Ticketmaster might as well invest in a nice apartment across the street from the WCIA Octagonal Steel Cage. The company has coasted to the Final Four for three tournaments in a row. It even made it all the way to the Final Death Match in 2010 before losing to Comcast.
So why do people hate Ticketmaster? If you have to ask, you’ve probably never had to buy tickets for a concert or major sporting event. Which means you’ve never faced the company’s ridiculous fee structure which can increase the face value of the ticket to the point where no one can afford it but scalpers who will just flip it for an even higher price.
Speaking of ticket-flipping, Ticketmaster and parent company Live Nation (which not only owns many of the country’s biggest concert venues but also acts as the promoter and manager for a large number of performing artists) have recently made a very public crusade to fight secondary ticket sales sites like StubHub. Of course they do this without mentioning TicketExchange, the NFL’s official site for buying resold NFL tickets, often at grossly marked up prices… which is run by Ticketmaster.
With that out of the way, we can talk about Sallie Mae, which acts as both creator and collector of private student loans, and does a miserable job of it.
Aside from past allegations of overcharging the federal government millions of dollars for federal loan subsidies, Sallie made a lot of news recently for the $50 fee it charges borrowers each time they defer payments. It only took hundreds of thousands of signatures on a petition — and much shaming in the mass media — for the company to agree to apply that fee to the loan instead of its own coffers.
Beyond all that, many Consumerist readers nominated Sallie Mae for being a big ugly mess.
Take Neale’s testimonial as an example:
Between emails, phone calls, regular mail, every day it’s another communication from Sallie Mae. The problem, of course, is that almost all of it is junk (it’s not about the loan, they’re trying to sell you something). Then when they do send you a real letter, it’s indistinguishable from the junk.

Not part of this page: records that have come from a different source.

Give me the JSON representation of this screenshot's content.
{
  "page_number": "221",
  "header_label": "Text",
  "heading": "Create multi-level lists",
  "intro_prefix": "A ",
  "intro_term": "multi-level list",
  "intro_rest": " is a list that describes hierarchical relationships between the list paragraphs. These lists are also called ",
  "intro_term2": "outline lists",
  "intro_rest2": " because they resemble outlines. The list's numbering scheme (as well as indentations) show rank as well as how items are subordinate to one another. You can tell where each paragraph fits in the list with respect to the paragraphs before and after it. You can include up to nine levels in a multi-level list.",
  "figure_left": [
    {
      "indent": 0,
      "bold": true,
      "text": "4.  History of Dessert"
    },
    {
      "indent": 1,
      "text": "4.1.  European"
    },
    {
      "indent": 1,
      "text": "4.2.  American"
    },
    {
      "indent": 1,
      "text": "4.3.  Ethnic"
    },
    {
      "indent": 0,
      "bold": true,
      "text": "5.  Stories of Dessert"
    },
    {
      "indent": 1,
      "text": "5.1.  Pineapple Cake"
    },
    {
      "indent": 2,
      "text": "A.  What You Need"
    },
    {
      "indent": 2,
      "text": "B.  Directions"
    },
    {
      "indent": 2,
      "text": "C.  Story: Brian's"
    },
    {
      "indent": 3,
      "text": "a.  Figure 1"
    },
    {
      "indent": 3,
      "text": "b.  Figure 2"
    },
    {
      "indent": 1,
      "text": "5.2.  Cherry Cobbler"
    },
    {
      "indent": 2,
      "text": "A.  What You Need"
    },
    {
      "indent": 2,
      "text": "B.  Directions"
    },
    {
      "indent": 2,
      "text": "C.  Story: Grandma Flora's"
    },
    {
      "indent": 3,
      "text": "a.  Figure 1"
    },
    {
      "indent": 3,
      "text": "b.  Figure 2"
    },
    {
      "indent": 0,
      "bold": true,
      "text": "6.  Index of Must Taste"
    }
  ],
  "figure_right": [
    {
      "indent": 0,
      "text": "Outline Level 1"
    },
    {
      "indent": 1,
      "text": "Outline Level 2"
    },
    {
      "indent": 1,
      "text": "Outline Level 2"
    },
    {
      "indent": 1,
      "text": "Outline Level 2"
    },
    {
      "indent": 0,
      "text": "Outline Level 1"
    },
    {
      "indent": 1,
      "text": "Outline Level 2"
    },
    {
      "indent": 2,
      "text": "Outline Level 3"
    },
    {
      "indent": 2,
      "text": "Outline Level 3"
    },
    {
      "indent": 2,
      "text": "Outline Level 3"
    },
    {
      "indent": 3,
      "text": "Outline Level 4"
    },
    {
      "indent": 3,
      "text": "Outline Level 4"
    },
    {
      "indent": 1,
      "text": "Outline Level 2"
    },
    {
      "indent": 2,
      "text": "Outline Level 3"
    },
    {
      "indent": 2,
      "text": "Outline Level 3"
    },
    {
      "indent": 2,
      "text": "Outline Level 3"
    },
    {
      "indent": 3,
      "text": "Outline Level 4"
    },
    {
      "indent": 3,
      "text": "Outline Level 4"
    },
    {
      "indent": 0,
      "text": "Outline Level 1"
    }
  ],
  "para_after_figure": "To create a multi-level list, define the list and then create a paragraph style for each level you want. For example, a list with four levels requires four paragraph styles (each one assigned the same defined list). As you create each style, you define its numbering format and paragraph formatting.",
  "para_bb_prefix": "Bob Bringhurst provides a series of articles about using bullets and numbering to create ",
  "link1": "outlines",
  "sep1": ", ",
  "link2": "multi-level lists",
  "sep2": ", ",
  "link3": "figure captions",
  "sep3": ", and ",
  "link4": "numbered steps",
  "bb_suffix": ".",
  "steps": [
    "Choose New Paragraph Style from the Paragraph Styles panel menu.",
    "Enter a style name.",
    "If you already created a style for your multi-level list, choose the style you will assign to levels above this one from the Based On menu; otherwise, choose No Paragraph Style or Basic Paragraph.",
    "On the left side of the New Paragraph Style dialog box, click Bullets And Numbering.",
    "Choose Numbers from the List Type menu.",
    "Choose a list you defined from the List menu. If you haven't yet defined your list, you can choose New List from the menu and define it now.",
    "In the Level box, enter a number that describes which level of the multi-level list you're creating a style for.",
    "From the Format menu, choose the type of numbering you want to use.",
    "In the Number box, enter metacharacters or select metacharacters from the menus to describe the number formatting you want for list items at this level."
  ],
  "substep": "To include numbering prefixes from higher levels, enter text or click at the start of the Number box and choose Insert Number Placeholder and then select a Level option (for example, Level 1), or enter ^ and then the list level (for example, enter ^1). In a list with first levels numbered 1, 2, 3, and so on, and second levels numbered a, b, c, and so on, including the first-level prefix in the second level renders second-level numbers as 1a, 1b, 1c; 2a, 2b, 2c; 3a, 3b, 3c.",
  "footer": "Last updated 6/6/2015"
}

So you have to read each mail or letter, or log onto your account to read the notification. Then there’s the problem with their statements. Each loan has a grace period. But they send the new bill before the end of the grace period, so it always shows a balance due. Then, there are the phone calls. Even when the grace period hasn’t run, they start. “Hello this is Heather from Sallie Mae financial services”. Three messages a day on my home phone (yet another reason to get rid of it). And of course, my favorite are the Saturday, 8:00 AM calls, wonderful, just wonderful. “We’re just calling to remind you, etc., etc.”. I’ve never missed a payment in nearly 10 years. I don’t need reminder phone calls.
I bank with Bank of America. BofA are angels compared to these people.
We know, we know… You came here to vote. So hit one of these companies with your best shot in the poll below.
(Voting for this poll will close at 11:59 p.m. on Thursday, March 15)
This is a post in our Worst Company In America 2012 series. The companies competing for this honor were chosen by you, the readers. See the entire WCIA 2012 bracket and schedule of match-ups HERE.